Best Therapist For You
Finding a good therapist can be challenging. But even more difficult is finding a good therapist that is also the best therapist for you. In this blog post, and the one that follows, I will give tips that make this search much easier. In fact, if you follow the steps I recommend you’ll be just about guaranteed to find a therapist that works well with you.
Before moving on to discuss these steps it is important to know makes for good therapy. That is, therapy that leads to success. It turns out that this topic has been studied for many years, and the conclusion is pretty clear. The thing that best predicts whether therapy will be successful is the quality of the therapeutic relationship.
More precisely, does a client feel understood by his or her therapist? Does the client feel that the therapist genuinely cares about his/her well-being (i.e., you are not just another client to check off the list)? Does the therapist appear competent and skilled? Lastly, does the therapist have a reasonable plan for resolving the problems with which the client is struggling?
There are other factors that influence outcome, but none of them are nearly as important as the four just mentioned. With that in mind let’s look at how you can go about finding the best therapist for you.
ONE: Interview several therapists.
You can do this on the phone or with a face to face consult. If you interview therapist in person (I recommend you visit three or four therapists) most will charge for their time. This is money well spent. It could save you weeks, or months, of working with the wrong therapist.
Let each therapist with whom you meet know that you are interviewing them to see if they are someone with whom you wish to work. If this offends them, mark that therapist off your list. It should not offend anyone. If you were having a house built you would interview several architects or contractors: none would be offended. Neither should a therapist find this off putting.
After telling the therapist what concerns you are struggling with, and the goals you have, ask how they would go about finding a solution. In other words, how do they work?
Keep in mind that a therapist is really a coach. Just as someone who plays baseball might hire a batting coach to enhance their batting average. That coach would have a certain approach to helping players become better batters, and could describe the strategy to anyone who was interested. So too with therapists. Look for a response that is clear, spoken in English (not psychobabble), and makes sense.
Pay attention both to what the therapist says and how you feel as you discuss these personal matters. If you go away from the meeting thinking the therapist is someone with whom you can relate, and that his or her answers to your questions make sense, put that person on your list of finalists.
TWO: A therapist who has Experience with what matters to you.

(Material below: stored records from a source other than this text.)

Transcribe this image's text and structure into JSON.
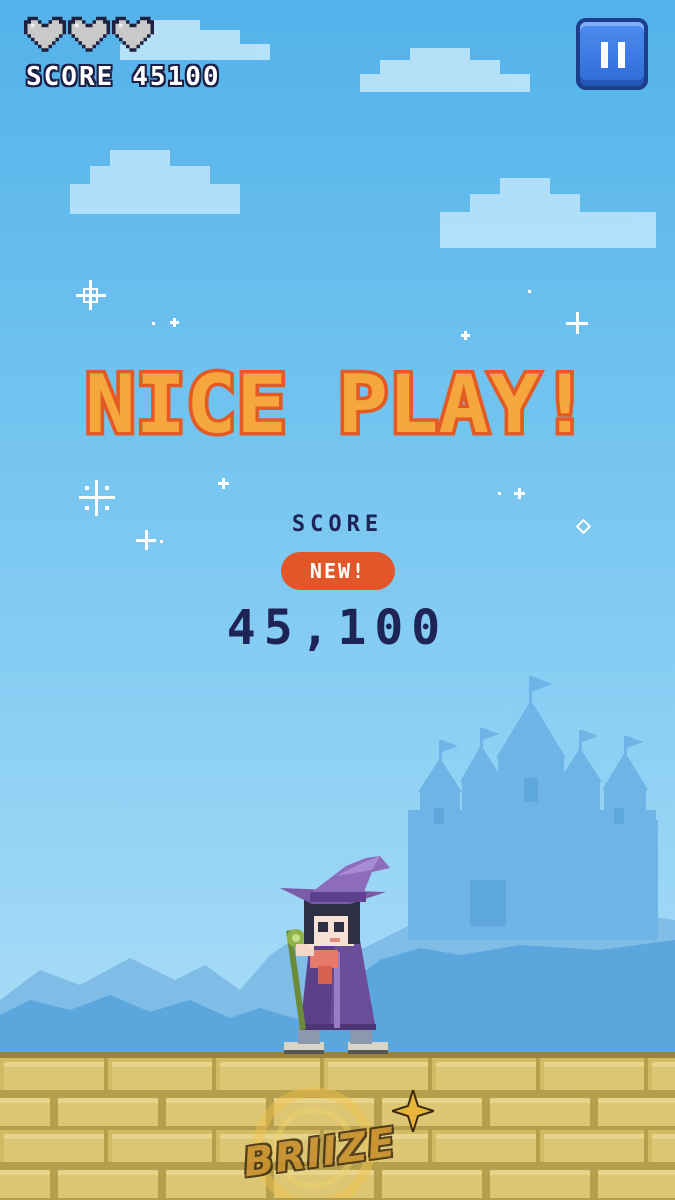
{
  "hud": {
    "lives": {
      "current": 3,
      "max": 3,
      "icon": "heart-icon"
    },
    "score_label": "SCORE",
    "score_value": "45100",
    "pause_icon": "pause-icon"
  },
  "result": {
    "headline": "NICE PLAY!",
    "score_label": "SCORE",
    "new_badge": "NEW!",
    "score_value": "45,100"
  },
  "watermark": {
    "text": "BRIIZE"
  },
  "colors": {
    "sky_top": "#52b2ea",
    "sky_bottom": "#a8dcf6",
    "headline_fill": "#f5a63c",
    "headline_outline": "#e45a24",
    "score_text": "#1e2456",
    "badge": "#e2572a",
    "pause_button": "#3a78e6",
    "brick": "#d6c06a",
    "castle": "#6fb4e6"
  }
}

Look for a therapist who has a lot of experience working with the issue with which you are struggling. For example, if you are interested in getting help with marital conflict look for someone who spends a great deal of time seeing couples in marriage counseling. Better yet, go to a website that shows you who, in your area, has specialized training in marriage counseling (https://www.gottman.com/couples/private-therapy/).
Avoid therapist who claim to have numerous specializations. Most therapists will have experience with half a dozen or less areas of emotional distress. If a therapist claims to specialize in ten or more areas, be cautious.

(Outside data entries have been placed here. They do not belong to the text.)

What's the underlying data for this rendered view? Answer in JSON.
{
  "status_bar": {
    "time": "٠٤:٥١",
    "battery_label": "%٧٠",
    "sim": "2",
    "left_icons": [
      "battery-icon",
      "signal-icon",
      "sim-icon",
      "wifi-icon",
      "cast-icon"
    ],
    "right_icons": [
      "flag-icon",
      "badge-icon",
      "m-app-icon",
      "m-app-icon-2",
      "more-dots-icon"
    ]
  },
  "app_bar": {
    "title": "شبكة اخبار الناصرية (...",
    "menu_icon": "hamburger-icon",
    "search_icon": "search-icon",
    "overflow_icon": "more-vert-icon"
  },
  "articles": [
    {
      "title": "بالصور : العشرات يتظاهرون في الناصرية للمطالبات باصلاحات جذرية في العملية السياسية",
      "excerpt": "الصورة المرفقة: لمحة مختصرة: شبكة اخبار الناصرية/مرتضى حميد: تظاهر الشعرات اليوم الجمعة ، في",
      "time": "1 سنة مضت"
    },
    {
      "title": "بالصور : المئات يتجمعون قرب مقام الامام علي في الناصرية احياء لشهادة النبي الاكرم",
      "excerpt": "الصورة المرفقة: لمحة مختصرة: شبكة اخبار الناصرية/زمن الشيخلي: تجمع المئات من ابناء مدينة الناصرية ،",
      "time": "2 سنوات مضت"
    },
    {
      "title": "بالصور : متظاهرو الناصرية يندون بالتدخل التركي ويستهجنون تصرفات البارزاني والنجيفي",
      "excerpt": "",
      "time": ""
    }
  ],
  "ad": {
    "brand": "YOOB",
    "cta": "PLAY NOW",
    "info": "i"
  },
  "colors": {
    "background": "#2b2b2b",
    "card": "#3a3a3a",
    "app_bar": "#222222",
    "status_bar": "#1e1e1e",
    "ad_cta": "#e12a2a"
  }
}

THREE: A therapist that really engages with you.
Find a therapist that talks. I know, sounds strange, but some therapists have been taught that they should seldom speak. It’s a throwback to psycho-analysis wherein the patient would do nearly all the talking and the therapist would nod, grunt, and on occasion provide an interpretation (“Ah, I see. You tell me that you were late for work again. I suspect the real meaning of that pattern of behavior is… you hate your mother…. Or your father…. Perhaps both!”). The mysterious silent types are great for classic movies, but best avoided when searching for a psychotherapist.

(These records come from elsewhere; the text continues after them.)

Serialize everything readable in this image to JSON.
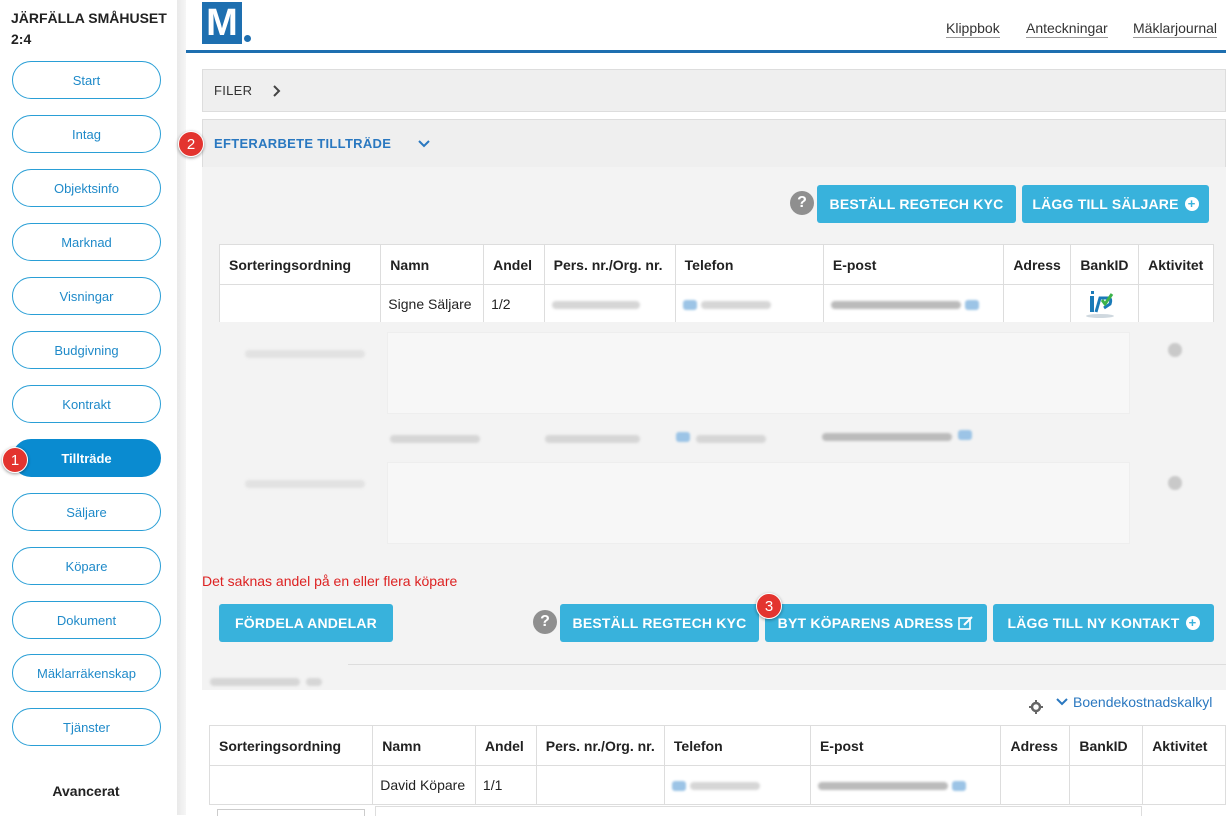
{
  "sidebar": {
    "property_title": "JÄRFÄLLA SMÅHUSET 2:4",
    "items": [
      {
        "label": "Start"
      },
      {
        "label": "Intag"
      },
      {
        "label": "Objektsinfo"
      },
      {
        "label": "Marknad"
      },
      {
        "label": "Visningar"
      },
      {
        "label": "Budgivning"
      },
      {
        "label": "Kontrakt"
      },
      {
        "label": "Tillträde"
      },
      {
        "label": "Säljare"
      },
      {
        "label": "Köpare"
      },
      {
        "label": "Dokument"
      },
      {
        "label": "Mäklarräkenskap"
      },
      {
        "label": "Tjänster"
      }
    ],
    "active_item": "Tillträde",
    "advanced_label": "Avancerat"
  },
  "header": {
    "logo_text": "M",
    "links": [
      "Klippbok",
      "Anteckningar",
      "Mäklarjournal"
    ]
  },
  "markers": [
    "1",
    "2",
    "3"
  ],
  "sections": {
    "files": {
      "label": "FILER"
    },
    "after_work": {
      "label": "EFTERARBETE TILLTRÄDE"
    }
  },
  "sellers": {
    "help_icon": "question-icon",
    "order_kyc_label": "BESTÄLL REGTECH KYC",
    "add_seller_label": "LÄGG TILL SÄLJARE",
    "columns": [
      "Sorteringsordning",
      "Namn",
      "Andel",
      "Pers. nr./Org. nr.",
      "Telefon",
      "E-post",
      "Adress",
      "BankID",
      "Aktivitet"
    ],
    "rows": [
      {
        "name": "Signe Säljare",
        "share": "1/2"
      }
    ]
  },
  "buyers": {
    "warning": "Det saknas andel på en eller flera köpare",
    "distribute_label": "FÖRDELA ANDELAR",
    "order_kyc_label": "BESTÄLL REGTECH KYC",
    "change_address_label": "BYT KÖPARENS ADRESS",
    "add_contact_label": "LÄGG TILL NY KONTAKT",
    "housing_cost_label": "Boendekostnadskalkyl",
    "columns": [
      "Sorteringsordning",
      "Namn",
      "Andel",
      "Pers. nr./Org. nr.",
      "Telefon",
      "E-post",
      "Adress",
      "BankID",
      "Aktivitet"
    ],
    "rows": [
      {
        "name": "David Köpare",
        "share": "1/1"
      }
    ]
  },
  "colors": {
    "accent": "#38b2dc",
    "brand": "#1e6fb0",
    "active_nav": "#0a8bd0",
    "warning": "#dd2222",
    "marker": "#e3342f"
  }
}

On the other hand, you don’t want a therapist who is a chatterbox. The focus of therapy should be on solving your concerns, not listening to stories of how your therapist’s great aunt once had a similar problem. Therapy requires an interaction, with the focus on the client.
The basic idea is your therapist needs to be willing to genuinely engage you. To do this he or she will need to talk with you, respond to your questions, offer advice and insights. The exact balance of how much talk and how much listening is helpful, well that is up to you (which is another reason to interview several therapists, so you get an up close and personal sense of their style of interacting).
So, when you want to answer the question "Who is the best mental health therapist that has an office near me?", the three steps we just covered are where you should begin. I need to mention that there are other steps you can take as well, and we will cover those next week.
If you don’t want to wait, however, to begin looking for a counselor, here are four links to some very good therapist directories that can help get you started.